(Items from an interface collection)
* * * * * * * * *

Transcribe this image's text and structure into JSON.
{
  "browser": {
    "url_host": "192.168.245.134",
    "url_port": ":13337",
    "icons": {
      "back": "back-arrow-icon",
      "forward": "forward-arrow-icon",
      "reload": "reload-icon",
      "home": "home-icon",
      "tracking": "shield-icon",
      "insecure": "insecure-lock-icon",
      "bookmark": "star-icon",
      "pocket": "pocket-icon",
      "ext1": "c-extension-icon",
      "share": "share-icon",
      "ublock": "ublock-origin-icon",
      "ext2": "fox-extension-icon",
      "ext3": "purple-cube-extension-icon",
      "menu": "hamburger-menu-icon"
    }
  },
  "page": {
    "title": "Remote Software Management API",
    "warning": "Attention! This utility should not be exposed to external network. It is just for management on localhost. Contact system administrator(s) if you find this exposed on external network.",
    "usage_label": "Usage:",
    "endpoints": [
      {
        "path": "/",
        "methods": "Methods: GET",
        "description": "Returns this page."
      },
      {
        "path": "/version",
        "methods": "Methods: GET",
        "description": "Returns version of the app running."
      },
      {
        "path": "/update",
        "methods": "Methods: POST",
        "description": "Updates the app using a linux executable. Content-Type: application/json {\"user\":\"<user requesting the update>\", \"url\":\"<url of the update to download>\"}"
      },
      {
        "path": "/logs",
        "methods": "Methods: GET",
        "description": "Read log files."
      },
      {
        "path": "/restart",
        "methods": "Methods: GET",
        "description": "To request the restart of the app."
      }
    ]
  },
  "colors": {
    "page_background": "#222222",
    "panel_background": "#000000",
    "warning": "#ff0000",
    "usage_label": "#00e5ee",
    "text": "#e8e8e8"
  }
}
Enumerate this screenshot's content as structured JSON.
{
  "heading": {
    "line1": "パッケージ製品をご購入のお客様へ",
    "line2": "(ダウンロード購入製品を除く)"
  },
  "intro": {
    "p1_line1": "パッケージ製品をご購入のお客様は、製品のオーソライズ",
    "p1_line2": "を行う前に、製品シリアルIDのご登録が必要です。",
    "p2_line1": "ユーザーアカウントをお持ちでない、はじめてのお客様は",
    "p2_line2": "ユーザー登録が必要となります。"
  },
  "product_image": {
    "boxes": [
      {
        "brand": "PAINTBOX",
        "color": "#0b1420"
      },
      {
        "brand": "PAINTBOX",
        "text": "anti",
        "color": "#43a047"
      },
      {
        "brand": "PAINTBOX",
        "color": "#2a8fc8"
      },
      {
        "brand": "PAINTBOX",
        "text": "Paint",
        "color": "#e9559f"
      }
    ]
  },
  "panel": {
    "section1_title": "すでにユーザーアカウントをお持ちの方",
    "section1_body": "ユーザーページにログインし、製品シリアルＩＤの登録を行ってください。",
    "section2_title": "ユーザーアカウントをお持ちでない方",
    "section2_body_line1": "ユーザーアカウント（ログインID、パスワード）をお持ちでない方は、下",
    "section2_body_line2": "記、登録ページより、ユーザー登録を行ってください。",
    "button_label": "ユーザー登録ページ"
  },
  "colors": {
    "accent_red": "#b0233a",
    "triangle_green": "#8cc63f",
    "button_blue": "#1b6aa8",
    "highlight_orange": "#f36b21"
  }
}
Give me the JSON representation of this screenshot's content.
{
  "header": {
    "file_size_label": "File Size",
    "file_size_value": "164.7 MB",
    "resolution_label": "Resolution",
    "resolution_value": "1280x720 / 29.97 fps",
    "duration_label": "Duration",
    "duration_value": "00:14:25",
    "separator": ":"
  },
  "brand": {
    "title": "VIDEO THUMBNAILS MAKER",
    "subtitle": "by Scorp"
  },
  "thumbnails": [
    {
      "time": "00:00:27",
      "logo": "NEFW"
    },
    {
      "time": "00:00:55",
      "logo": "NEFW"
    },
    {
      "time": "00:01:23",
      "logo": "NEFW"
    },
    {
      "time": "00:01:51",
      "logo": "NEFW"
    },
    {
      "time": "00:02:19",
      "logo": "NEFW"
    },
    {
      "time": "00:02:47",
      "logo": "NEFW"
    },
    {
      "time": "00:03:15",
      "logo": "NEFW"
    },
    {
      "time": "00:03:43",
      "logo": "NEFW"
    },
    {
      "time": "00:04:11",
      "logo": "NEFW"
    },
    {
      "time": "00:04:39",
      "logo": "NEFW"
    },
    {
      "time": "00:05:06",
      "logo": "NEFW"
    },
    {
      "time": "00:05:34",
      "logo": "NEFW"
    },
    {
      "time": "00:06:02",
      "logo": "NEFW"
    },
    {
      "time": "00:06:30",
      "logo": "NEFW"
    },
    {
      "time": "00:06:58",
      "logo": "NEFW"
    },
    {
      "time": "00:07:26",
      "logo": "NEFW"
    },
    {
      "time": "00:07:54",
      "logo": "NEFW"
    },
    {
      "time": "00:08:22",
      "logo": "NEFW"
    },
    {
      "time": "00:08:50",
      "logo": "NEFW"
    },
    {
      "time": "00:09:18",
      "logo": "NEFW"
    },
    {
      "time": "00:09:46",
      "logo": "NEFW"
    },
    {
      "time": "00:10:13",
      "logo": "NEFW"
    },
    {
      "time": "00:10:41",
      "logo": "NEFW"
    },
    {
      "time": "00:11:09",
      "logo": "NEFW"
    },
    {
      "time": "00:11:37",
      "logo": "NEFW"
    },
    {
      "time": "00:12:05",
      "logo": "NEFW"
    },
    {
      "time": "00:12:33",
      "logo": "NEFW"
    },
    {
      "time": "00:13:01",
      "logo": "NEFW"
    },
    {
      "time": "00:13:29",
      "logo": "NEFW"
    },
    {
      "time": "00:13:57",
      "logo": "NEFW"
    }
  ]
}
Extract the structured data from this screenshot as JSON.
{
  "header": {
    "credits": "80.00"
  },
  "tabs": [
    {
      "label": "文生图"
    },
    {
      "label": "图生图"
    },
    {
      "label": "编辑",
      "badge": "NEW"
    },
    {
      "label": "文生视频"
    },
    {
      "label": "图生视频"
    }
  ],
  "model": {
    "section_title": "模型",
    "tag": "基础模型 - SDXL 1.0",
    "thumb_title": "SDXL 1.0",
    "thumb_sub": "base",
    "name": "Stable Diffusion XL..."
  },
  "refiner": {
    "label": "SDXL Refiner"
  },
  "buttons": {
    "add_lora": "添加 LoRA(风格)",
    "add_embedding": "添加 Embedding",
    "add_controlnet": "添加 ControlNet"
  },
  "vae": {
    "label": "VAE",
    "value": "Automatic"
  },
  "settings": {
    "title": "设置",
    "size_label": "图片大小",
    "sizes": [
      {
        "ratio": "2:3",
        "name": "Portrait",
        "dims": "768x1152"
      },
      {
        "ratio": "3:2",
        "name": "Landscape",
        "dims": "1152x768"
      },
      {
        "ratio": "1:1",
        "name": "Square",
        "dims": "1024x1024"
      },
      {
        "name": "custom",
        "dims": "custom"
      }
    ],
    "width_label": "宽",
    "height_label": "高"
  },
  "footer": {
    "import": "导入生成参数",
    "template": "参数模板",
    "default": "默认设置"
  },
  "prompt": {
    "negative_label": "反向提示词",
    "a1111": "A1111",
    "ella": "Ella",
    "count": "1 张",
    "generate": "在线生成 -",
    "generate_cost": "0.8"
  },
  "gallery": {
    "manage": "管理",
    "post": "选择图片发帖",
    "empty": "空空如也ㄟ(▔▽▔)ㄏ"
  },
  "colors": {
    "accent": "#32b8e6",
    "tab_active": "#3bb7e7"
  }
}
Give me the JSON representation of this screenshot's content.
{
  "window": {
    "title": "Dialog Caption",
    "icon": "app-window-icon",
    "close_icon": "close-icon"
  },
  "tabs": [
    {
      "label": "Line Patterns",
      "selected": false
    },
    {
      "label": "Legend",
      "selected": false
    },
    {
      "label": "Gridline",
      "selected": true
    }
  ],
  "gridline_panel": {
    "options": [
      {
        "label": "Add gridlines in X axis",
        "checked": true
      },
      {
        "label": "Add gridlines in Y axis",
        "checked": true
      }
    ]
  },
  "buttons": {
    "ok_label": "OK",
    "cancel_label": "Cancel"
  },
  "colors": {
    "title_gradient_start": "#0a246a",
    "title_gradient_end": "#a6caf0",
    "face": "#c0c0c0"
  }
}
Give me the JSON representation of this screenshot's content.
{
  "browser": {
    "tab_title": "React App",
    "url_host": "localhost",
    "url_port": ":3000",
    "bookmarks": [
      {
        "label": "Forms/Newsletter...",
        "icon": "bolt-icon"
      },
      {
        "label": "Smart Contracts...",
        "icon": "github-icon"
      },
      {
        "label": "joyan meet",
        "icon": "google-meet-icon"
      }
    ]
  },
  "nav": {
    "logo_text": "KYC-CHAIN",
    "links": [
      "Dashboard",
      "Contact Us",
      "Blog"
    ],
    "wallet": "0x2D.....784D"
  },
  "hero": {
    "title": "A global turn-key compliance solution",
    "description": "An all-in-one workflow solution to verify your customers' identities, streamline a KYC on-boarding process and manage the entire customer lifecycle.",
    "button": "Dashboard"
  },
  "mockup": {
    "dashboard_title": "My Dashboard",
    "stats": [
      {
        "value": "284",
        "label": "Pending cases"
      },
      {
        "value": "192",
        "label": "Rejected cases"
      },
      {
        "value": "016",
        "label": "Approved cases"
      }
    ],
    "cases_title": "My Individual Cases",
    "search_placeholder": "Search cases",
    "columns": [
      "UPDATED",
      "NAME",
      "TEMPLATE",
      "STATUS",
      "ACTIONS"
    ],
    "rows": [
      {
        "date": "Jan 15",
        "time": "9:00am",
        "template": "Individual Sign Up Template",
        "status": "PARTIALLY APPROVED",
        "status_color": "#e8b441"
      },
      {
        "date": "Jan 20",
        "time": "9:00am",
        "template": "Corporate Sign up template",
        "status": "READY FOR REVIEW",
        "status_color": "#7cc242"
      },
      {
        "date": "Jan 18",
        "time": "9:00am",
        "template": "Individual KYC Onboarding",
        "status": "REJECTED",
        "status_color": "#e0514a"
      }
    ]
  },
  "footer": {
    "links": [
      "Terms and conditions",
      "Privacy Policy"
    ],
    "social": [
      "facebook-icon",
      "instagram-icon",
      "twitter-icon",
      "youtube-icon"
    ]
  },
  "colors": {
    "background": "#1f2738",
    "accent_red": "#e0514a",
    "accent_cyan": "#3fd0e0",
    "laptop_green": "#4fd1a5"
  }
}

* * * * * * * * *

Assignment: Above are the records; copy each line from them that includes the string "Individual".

The answer:
    "cases_title": "My Individual Cases",
        "template": "Individual Sign Up Template",
        "template": "Individual KYC Onboarding",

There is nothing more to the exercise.